What you have to do:
Copy the data as given. No line may be skipped.

Entries from a dataset of interfaces
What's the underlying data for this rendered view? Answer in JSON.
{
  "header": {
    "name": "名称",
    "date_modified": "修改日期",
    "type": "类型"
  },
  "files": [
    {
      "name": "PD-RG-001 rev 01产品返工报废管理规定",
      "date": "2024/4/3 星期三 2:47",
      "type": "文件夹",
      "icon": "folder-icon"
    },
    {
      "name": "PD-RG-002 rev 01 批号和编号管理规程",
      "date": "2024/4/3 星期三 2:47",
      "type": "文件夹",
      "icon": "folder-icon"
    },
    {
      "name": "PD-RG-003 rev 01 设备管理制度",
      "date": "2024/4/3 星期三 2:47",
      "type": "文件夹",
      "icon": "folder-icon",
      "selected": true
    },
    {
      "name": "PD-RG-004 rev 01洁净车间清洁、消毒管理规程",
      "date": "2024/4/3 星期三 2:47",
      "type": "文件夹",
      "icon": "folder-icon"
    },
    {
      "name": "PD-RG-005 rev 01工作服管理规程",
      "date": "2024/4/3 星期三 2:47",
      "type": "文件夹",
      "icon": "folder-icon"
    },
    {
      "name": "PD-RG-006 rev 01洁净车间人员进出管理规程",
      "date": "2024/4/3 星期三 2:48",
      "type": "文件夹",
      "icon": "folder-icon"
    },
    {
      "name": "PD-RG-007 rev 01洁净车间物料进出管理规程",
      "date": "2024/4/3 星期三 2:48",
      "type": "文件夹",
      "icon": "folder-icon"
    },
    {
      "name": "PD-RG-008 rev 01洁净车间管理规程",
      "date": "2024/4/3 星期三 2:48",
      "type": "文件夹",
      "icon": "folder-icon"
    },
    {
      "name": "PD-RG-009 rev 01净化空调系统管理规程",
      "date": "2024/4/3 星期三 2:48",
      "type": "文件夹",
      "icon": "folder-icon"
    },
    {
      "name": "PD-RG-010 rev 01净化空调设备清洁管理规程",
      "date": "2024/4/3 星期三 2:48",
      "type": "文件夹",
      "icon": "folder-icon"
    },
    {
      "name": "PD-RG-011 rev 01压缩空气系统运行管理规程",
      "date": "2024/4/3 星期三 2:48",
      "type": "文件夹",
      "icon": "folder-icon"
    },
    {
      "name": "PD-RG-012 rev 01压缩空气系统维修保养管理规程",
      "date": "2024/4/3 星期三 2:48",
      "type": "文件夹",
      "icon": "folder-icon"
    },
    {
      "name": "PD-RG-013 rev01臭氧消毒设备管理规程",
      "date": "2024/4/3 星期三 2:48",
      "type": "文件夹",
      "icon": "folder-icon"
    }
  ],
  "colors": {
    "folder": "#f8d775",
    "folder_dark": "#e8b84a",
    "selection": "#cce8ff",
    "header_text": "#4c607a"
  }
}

Answer for this exercise:
What's the underlying data for this rendered view? Answer in JSON.
{
  "header": {
    "name": "名称",
    "date_modified": "修改日期",
    "type": "类型"
  },
  "files": [
    {
      "name": "PD-RG-001 rev 01产品返工报废管理规定",
      "date": "2024/4/3 星期三 2:47",
      "type": "文件夹",
      "icon": "folder-icon"
    },
    {
      "name": "PD-RG-002 rev 01 批号和编号管理规程",
      "date": "2024/4/3 星期三 2:47",
      "type": "文件夹",
      "icon": "folder-icon"
    },
    {
      "name": "PD-RG-003 rev 01 设备管理制度",
      "date": "2024/4/3 星期三 2:47",
      "type": "文件夹",
      "icon": "folder-icon",
      "selected": true
    },
    {
      "name": "PD-RG-004 rev 01洁净车间清洁、消毒管理规程",
      "date": "2024/4/3 星期三 2:47",
      "type": "文件夹",
      "icon": "folder-icon"
    },
    {
      "name": "PD-RG-005 rev 01工作服管理规程",
      "date": "2024/4/3 星期三 2:47",
      "type": "文件夹",
      "icon": "folder-icon"
    },
    {
      "name": "PD-RG-006 rev 01洁净车间人员进出管理规程",
      "date": "2024/4/3 星期三 2:48",
      "type": "文件夹",
      "icon": "folder-icon"
    },
    {
      "name": "PD-RG-007 rev 01洁净车间物料进出管理规程",
      "date": "2024/4/3 星期三 2:48",
      "type": "文件夹",
      "icon": "folder-icon"
    },
    {
      "name": "PD-RG-008 rev 01洁净车间管理规程",
      "date": "2024/4/3 星期三 2:48",
      "type": "文件夹",
      "icon": "folder-icon"
    },
    {
      "name": "PD-RG-009 rev 01净化空调系统管理规程",
      "date": "2024/4/3 星期三 2:48",
      "type": "文件夹",
      "icon": "folder-icon"
    },
    {
      "name": "PD-RG-010 rev 01净化空调设备清洁管理规程",
      "date": "2024/4/3 星期三 2:48",
      "type": "文件夹",
      "icon": "folder-icon"
    },
    {
      "name": "PD-RG-011 rev 01压缩空气系统运行管理规程",
      "date": "2024/4/3 星期三 2:48",
      "type": "文件夹",
      "icon": "folder-icon"
    },
    {
      "name": "PD-RG-012 rev 01压缩空气系统维修保养管理规程",
      "date": "2024/4/3 星期三 2:48",
      "type": "文件夹",
      "icon": "folder-icon"
    },
    {
      "name": "PD-RG-013 rev01臭氧消毒设备管理规程",
      "date": "2024/4/3 星期三 2:48",
      "type": "文件夹",
      "icon": "folder-icon"
    }
  ],
  "colors": {
    "folder": "#f8d775",
    "folder_dark": "#e8b84a",
    "selection": "#cce8ff",
    "header_text": "#4c607a"
  }
}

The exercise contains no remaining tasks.